It’s Easter weekend and we are down in Windsor with the bar wife’s sister and family.
On Sunday, Brother in Law has to go off to the dawn service at St Brides where he is Director of Music, and then participate in the traditional egg rolling down Fleet Street. Sister and nephew are going up for the morning service, so we offer to give them a lift.
We decide to go on from Ludgate Circus and take in one of the local attractions. Having just been through central London which looks full to bursting, we head east to the Museum of the Docklands which I know is at Canary Wharf, but not exactly where, but surely there will be signs.
Take a tip if you are repeating the visit, and do your homework, otherwise you may end up meeting the nice policemen at the security checkpoint who will pull you over and swab your car for explosives.
Still we parted good friends and after we had driven around for a while we had a cheery wave on our second visit to the checkpoint. When we did finally arrive, the museum was well worth the effort, being fabulous and free.
Amongst the many sections there was one with recordings of people who used to work or visit the docks in the past, and I was intrigued by the reference by a Barbadian sailor to ‘Charlie Browns’. What could this be?
Not a cartoon dog or the chippy opposite the Queens on London Road.
My curiosity was partly satisfied later when I saw an old photograph of a pub in Limehouse which was known as Charlie Brown’s.
Some research on the internet (equally useful for directions apparently), revealed that this was once the most famous pub in the East End, or possibly the world.
When it was built on the West India Dock Road in around 1840, it was called the Railway, but in 1893 it was taken over by ex-boxer and sailor Charlie Brown, who ran it until his death in 1932.
During this time it became the favourite haunt of sailors, due to Charlie’s hospitality.
He was also an avid collector, with many of the objects being gifts from his customers.

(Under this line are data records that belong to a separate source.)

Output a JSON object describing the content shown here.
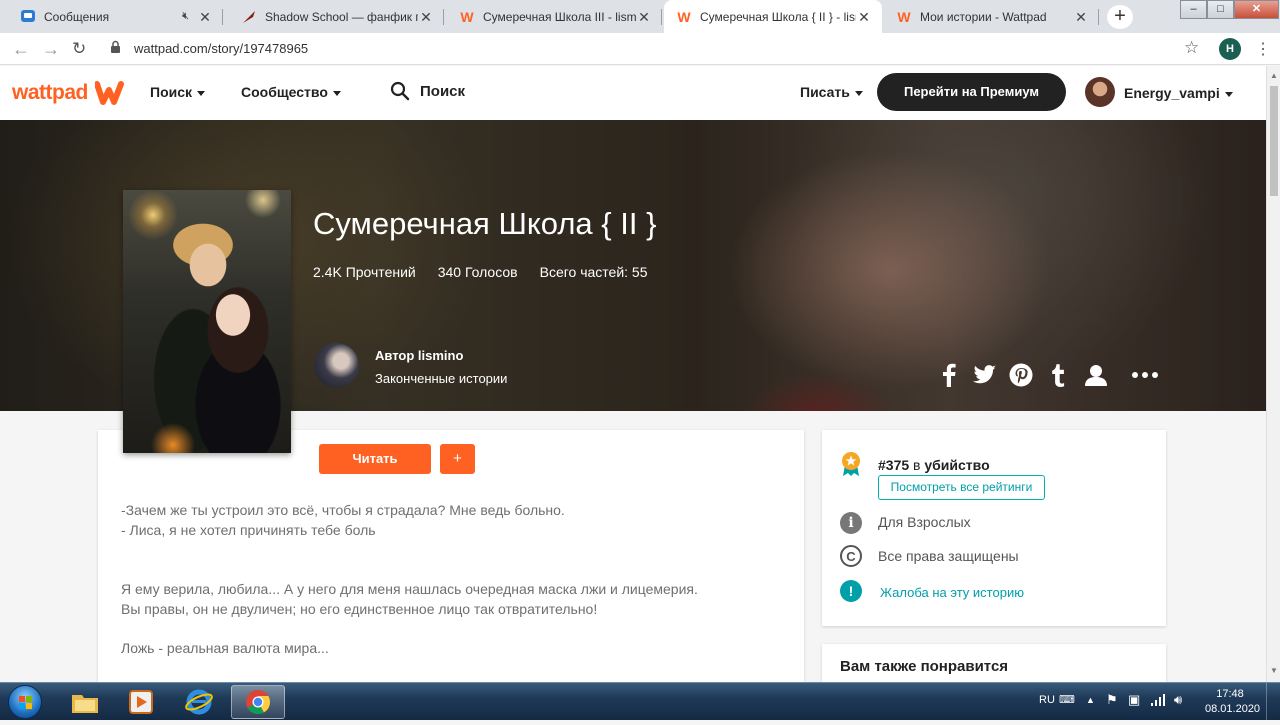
{
  "browser": {
    "tabs": [
      {
        "title": "Сообщения",
        "muted": true
      },
      {
        "title": "Shadow School — фанфик по ф"
      },
      {
        "title": "Сумеречная Школа III - lisminc"
      },
      {
        "title": "Сумеречная Школа { II } - lismi",
        "active": true
      },
      {
        "title": "Мои истории - Wattpad"
      }
    ],
    "url": "wattpad.com/story/197478965",
    "profile_initial": "H"
  },
  "header": {
    "logo": "wattpad",
    "nav_search": "Поиск",
    "nav_community": "Сообщество",
    "search_placeholder": "Поиск",
    "write": "Писать",
    "premium": "Перейти на Премиум",
    "username": "Energy_vampi"
  },
  "story": {
    "title": "Сумеречная Школа { II }",
    "reads": "2.4K Прочтений",
    "votes": "340 Голосов",
    "parts": "Всего частей: 55",
    "author": "Автор lismino",
    "status": "Законченные истории",
    "read_button": "Читать",
    "add_button": "+",
    "description": [
      "-Зачем же ты устроил это всё, чтобы я страдала? Мне ведь больно.",
      "- Лиса, я не хотел причинять тебе боль",
      "Я ему верила, любила... А у него для меня нашлась очередная маска лжи и лицемерия.",
      "Вы правы, он не двуличен; но его единственное лицо так отвратительно!",
      "Ложь - реальная валюта мира..."
    ]
  },
  "sidebar": {
    "rank_number": "#375",
    "rank_tag": "в убийство",
    "rankings_button": "Посмотреть все рейтинги",
    "mature": "Для Взрослых",
    "copyright": "Все права защищены",
    "report": "Жалоба на эту историю",
    "also_like": "Вам также понравится"
  },
  "taskbar": {
    "lang": "RU",
    "time": "17:48",
    "date": "08.01.2020"
  },
  "colors": {
    "accent": "#ff6122",
    "teal": "#00a0a8",
    "dark": "#222222"
  }
}
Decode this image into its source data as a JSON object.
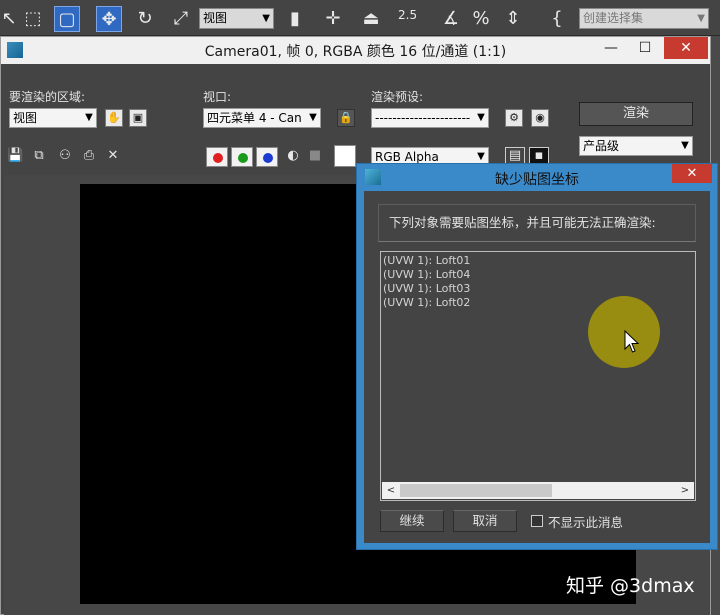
{
  "toolbar": {
    "view_select": "视图",
    "spinner_value": "2.5",
    "selection_set_placeholder": "创建选择集"
  },
  "render_window": {
    "title": "Camera01, 帧 0, RGBA 颜色 16 位/通道 (1:1)",
    "area_label": "要渲染的区域:",
    "area_value": "视图",
    "viewport_label": "视口:",
    "viewport_value": "四元菜单 4 - Can",
    "preset_label": "渲染预设:",
    "preset_value": "----------------------",
    "render_button": "渲染",
    "quality_value": "产品级",
    "channel_value": "RGB Alpha",
    "swatch_colors": [
      "#e02020",
      "#1a9a1a",
      "#1a3ad0"
    ]
  },
  "dialog": {
    "title": "缺少贴图坐标",
    "message": "下列对象需要贴图坐标，并且可能无法正确渲染:",
    "items": [
      "(UVW 1): Loft01",
      "(UVW 1): Loft04",
      "(UVW 1): Loft03",
      "(UVW 1): Loft02"
    ],
    "continue_button": "继续",
    "cancel_button": "取消",
    "dont_show_label": "不显示此消息"
  },
  "watermark": "知乎 @3dmax",
  "colors": {
    "dialog_frame": "#3a89c9",
    "close_red": "#c73a30",
    "cursor_halo": "#b4a500"
  }
}
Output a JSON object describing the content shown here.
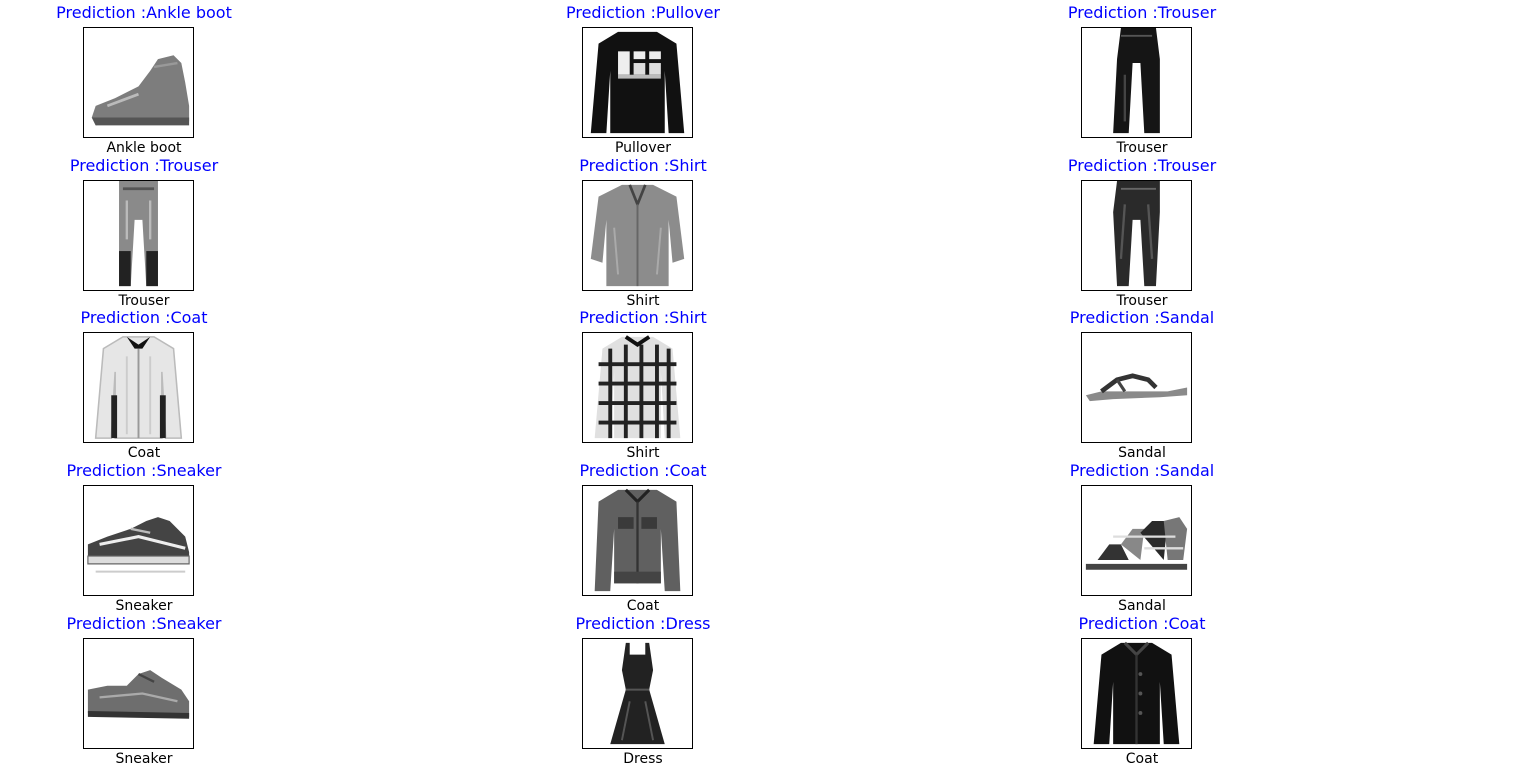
{
  "figure": {
    "title_color": "#0000ff",
    "items": [
      {
        "prediction": "Prediction :Ankle boot",
        "label": "Ankle boot",
        "icon": "ankle-boot-image"
      },
      {
        "prediction": "Prediction :Pullover",
        "label": "Pullover",
        "icon": "pullover-image"
      },
      {
        "prediction": "Prediction :Trouser",
        "label": "Trouser",
        "icon": "trouser-image"
      },
      {
        "prediction": "Prediction :Trouser",
        "label": "Trouser",
        "icon": "trouser-image"
      },
      {
        "prediction": "Prediction :Shirt",
        "label": "Shirt",
        "icon": "shirt-image"
      },
      {
        "prediction": "Prediction :Trouser",
        "label": "Trouser",
        "icon": "trouser-image"
      },
      {
        "prediction": "Prediction :Coat",
        "label": "Coat",
        "icon": "coat-image"
      },
      {
        "prediction": "Prediction :Shirt",
        "label": "Shirt",
        "icon": "plaid-shirt-image"
      },
      {
        "prediction": "Prediction :Sandal",
        "label": "Sandal",
        "icon": "flip-flop-image"
      },
      {
        "prediction": "Prediction :Sneaker",
        "label": "Sneaker",
        "icon": "sneaker-image"
      },
      {
        "prediction": "Prediction :Coat",
        "label": "Coat",
        "icon": "jacket-image"
      },
      {
        "prediction": "Prediction :Sandal",
        "label": "Sandal",
        "icon": "strappy-sandal-image"
      },
      {
        "prediction": "Prediction :Sneaker",
        "label": "Sneaker",
        "icon": "sneaker-image"
      },
      {
        "prediction": "Prediction :Dress",
        "label": "Dress",
        "icon": "dress-image"
      },
      {
        "prediction": "Prediction :Coat",
        "label": "Coat",
        "icon": "dark-coat-image"
      }
    ]
  }
}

The Milwaukee Gazette reported in 1929 that in just one small room there are ‘five Ming vases 2,500 years old, an 800 year old Chinese ebony cabinet, a magnificent Louis XIV cabinet inlaid with enamel and Ivory, Waterford and Bristol glass, Chinese and Japanese ivories and more china, silver and pictures and bronzes.’ When Charlie died in 1932, the Singapore Times reported ‘Charlie Brown is dead.
Soon the news will be told on the waterside at Rio and in the speak-easies by the quays of New York; it will reach the sailorman walking ashore at Colombo and Martinique and Fernando; on the bridge and fo’c’ale of ships on the high seas it will set the tides of memories flowing.’
His funereal attracted 16,000 mourners who came to say goodbye to the ‘Uncrowned King of Limehouse’.
Alas the pub is no more, having been demolished in 1989 for the Limehouse Link Road, though the name lives on as close by is ‘Charlie Brown’s roundabout’. The contents of the pub were argued over by his descendants, two of whom ran pubs called Charlie Brown’s but they have long ago disappeared leaving only an old photograph and a recorded memory.